### [To do]
Where a line of the data holds the word "FCFA", copy that line.

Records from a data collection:
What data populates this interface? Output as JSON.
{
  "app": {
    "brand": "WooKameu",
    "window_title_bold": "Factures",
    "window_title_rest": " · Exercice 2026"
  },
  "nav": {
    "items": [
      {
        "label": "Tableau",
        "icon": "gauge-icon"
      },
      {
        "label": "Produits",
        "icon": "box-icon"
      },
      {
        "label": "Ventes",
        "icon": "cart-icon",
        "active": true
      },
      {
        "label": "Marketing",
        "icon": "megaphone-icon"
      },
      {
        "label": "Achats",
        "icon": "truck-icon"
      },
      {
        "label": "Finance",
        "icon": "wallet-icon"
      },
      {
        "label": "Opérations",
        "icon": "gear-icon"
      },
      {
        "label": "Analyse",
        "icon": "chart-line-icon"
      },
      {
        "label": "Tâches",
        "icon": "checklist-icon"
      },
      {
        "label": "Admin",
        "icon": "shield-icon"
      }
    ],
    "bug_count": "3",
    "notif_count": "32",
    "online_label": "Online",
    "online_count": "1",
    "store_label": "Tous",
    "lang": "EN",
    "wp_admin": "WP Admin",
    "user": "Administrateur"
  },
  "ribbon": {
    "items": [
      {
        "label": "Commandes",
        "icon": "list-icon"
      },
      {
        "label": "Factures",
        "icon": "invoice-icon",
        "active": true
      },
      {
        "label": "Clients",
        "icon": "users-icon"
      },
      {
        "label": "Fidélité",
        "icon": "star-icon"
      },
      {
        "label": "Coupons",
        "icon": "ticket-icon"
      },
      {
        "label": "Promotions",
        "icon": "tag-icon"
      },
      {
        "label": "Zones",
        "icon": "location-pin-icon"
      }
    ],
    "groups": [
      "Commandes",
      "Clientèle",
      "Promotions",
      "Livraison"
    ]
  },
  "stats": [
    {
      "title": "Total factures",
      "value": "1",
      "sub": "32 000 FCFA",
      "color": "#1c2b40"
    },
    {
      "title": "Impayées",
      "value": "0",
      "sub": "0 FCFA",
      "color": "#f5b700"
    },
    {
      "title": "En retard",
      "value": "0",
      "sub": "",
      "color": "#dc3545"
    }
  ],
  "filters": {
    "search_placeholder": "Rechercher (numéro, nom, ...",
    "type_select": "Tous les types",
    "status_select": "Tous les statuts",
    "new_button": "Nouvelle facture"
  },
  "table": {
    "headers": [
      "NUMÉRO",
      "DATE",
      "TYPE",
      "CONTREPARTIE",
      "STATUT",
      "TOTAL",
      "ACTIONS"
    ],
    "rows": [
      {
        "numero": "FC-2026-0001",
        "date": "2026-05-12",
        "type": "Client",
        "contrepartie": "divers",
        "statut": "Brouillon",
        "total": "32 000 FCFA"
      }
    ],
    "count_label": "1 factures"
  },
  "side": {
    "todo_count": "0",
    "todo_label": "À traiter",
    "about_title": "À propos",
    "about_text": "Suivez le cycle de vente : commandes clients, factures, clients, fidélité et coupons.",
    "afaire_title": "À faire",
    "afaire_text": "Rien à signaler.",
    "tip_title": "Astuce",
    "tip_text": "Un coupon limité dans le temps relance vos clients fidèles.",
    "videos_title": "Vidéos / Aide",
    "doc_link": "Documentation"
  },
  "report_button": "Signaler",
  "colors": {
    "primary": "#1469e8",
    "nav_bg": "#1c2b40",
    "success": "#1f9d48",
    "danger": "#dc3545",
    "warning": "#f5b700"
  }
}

### [Response]
      "sub": "32 000 FCFA",
      "sub": "0 FCFA",
        "total": "32 000 FCFA"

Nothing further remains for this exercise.